knoxwhirled said...

re: men ...

I actually think that heterosexual men are much less critical of women's looks than women themselves. While they might think LiLo is "hott," I think that the vast majority of men don't really expect women to live up to that airbrushed standard of beauty, and are more than happy with a woman who makes a small effort to look attractive and pleasant.

For example, it might be dismaying when a guy doesn't notice a new dress or haircut... but there's a benefit to that too: they pretty much think you looked just as great before.

willikat said...

i think part of the problem is that we analyze celebrities at all. they're actors. although i have the ones i like and don't like.... most of the time, i just don't care about them that much. and if more peopel cared less about them and more about something they could get passionate about.... it would be better. but that said, i think those yesteryear leading ladies were far more glamorous. i do'nt really want to know all the ins and outs. and i don't feel personally satisfied when i see a celeb with cellulite. lastly, i hate that most of hte crimes of celeb criticism come from women. women call mandy moore fat!!!! seriously, ladies. we need more sisterhood than that. we can 't get over those awful stereotypes until we stop perpetrating them on other women.

Anonymous said...

I kind of hate when fashion/gossip magazines and newspapers pick on some celebrity for having cellulite or going out in something they don't think is fashionable or whatever. Mostly because those flaws are my flaws, and in some sense I feel like they're bitching about me ;).

On the one hand, you could see it as them saying that we don't have to live up to this crazy standard of photoshop beauty, because hey, these women have normal issues. On the other hand, the journalists are so catty and spiteful (and, I think, encourage their readers to be so too), that I feel like they're also saying 'if you look like this, then people will think these awful things about you. P.S. buy the cellulite cream advertised on page 87'.

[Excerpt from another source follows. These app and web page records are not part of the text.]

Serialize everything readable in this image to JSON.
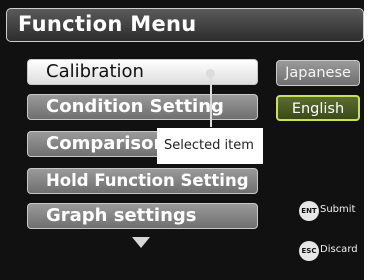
{
  "header": {
    "title": "Function Menu"
  },
  "menu": {
    "items": [
      {
        "label": "Calibration",
        "selected": true
      },
      {
        "label": "Condition Setting",
        "selected": false
      },
      {
        "label": "Comparison",
        "selected": false
      },
      {
        "label": "Hold Function Setting",
        "selected": false
      },
      {
        "label": "Graph settings",
        "selected": false
      }
    ],
    "more_indicator_icon": "triangle-down-icon"
  },
  "languages": {
    "japanese_label": "Japanese",
    "english_label": "English",
    "active": "English"
  },
  "keys": {
    "submit": {
      "icon_text": "ENT",
      "label": "Submit"
    },
    "discard": {
      "icon_text": "ESC",
      "label": "Discard"
    }
  },
  "callout": {
    "text": "Selected item"
  },
  "colors": {
    "screen_bg": "#111111",
    "active_language_border": "#c8e060",
    "active_language_bg": "#4a5a22"
  }
}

Meg said...

I do think that is important for women and men to know that celebrities aren't flawless. It's very refreshing. And with all the help they do get to look perfect, it seems only fair that we occasionally get to peek through the illusion.

However, a lot of the media exposes the less than ideal features of celebrities in a very mean-spirited way. I think that is awful. Not only do the celebrities not deserve that just for looking human, but also it does send a terrible message to the general public that cellulite, acne, wrinkles, and the rest are not just normal, they're horrific and worthy of scorn.

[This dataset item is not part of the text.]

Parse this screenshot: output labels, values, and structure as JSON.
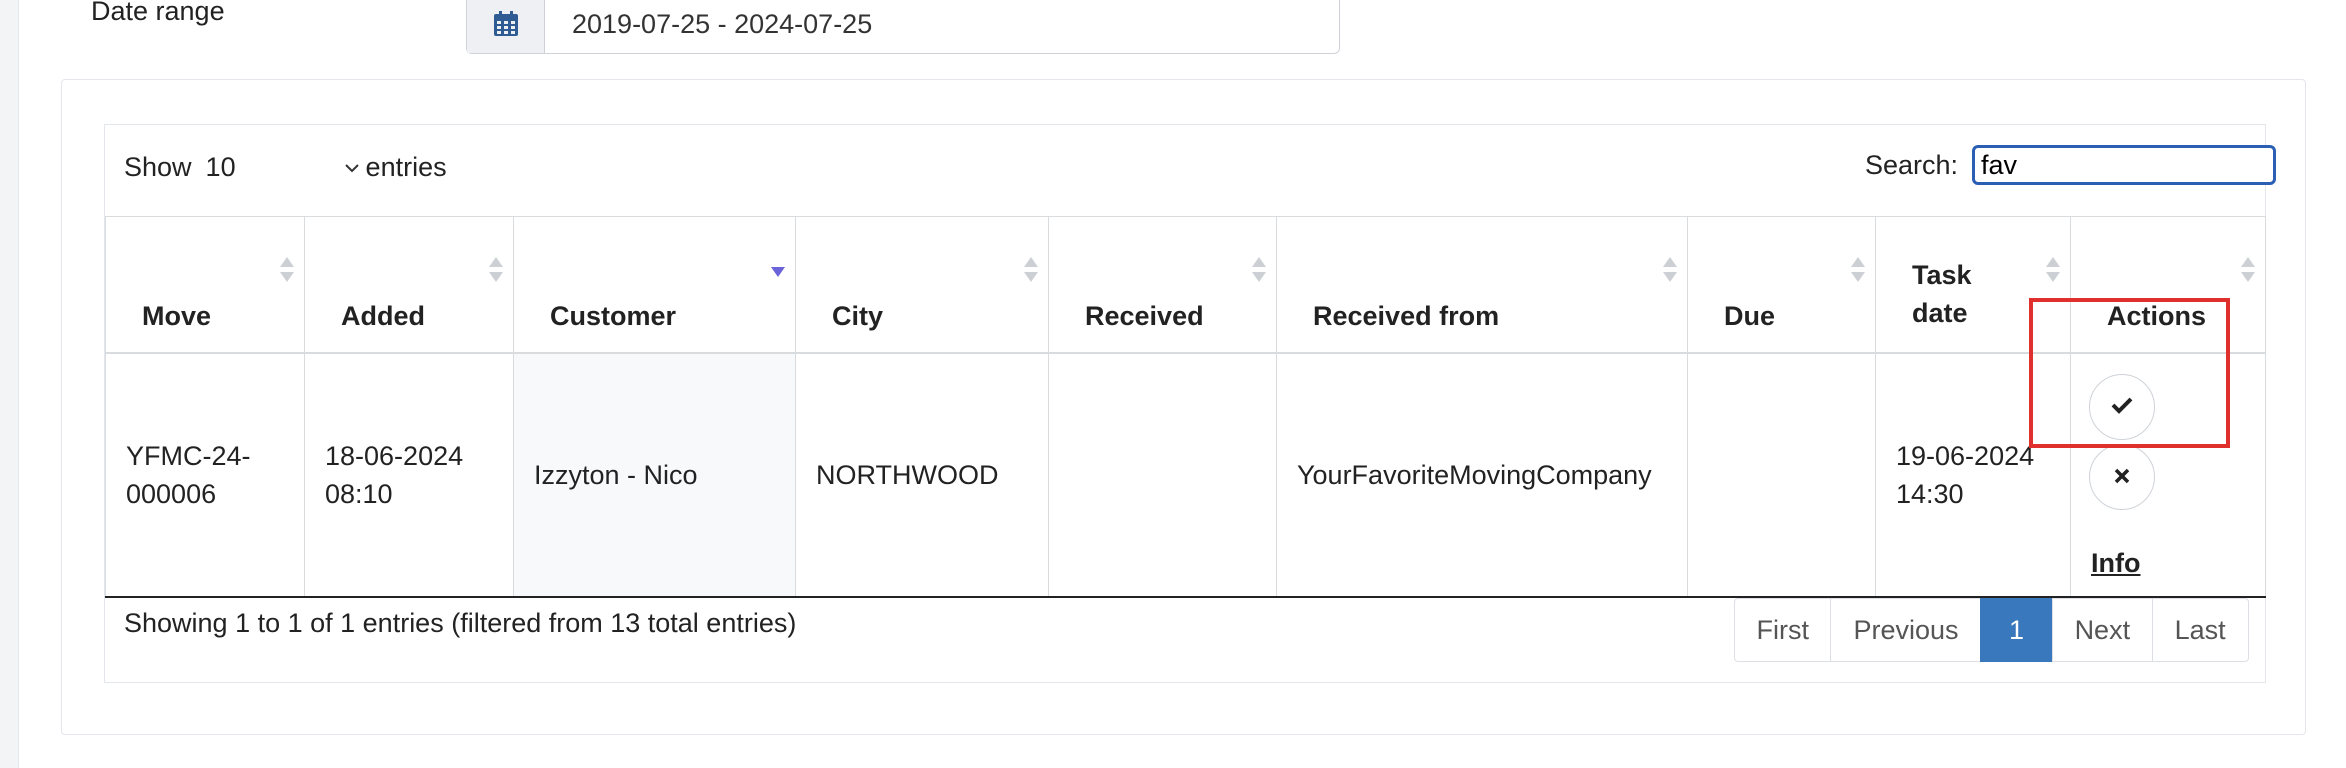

So, yes to showing flaws, but no to being mean about it.

Sarah Hughes said...

I think that celebrities and media bring a lot of unreality to our realities. We see those air-brushed, hairless bodies and we think that that's the way things should be. While it brings us some relief seeing celebrities at their worst, it also gives a push to our desire for perfection when we see the tabloid pictures and our boyfriend says, "Ew." To the pictures of unmake-uped stars.

Anonymous said...

I would say that it's a product of two things: (1) 24-hour news and its constant need for something to (un)cover, and (2) us... we watch it, or they wouldn't cover it. The funny thing is, I work with a surgeon who performs plastic surgery in Scottsdale (I'm not a surgeon myself), so I have to wonder why with all of the information that's out there nowadays (these people are photographed constantly), why do celebs still feel the need to deny plastic surgery? I read a book (I think it was called "Life, How Entertainment Conquered Reality"), and it said we're more able to conjure up a detailed image of a celebrity than we are of our own loved ones. If that's true, we see how they change over time, so why lie?

Anonymous said...

the problem is most of us are so insecure with our own flaws, that instead of facing them/doing something about them, we knit-pick other people's

[a} said...

A link I found that relates to this post:

Personally, I think devoting my wee free hours to celeb-bashing or celeb-glorifying, etc.... is totally idiotic. Who cares? There is a fine line between entertainment and real-life, and I think tabloids cross the limit.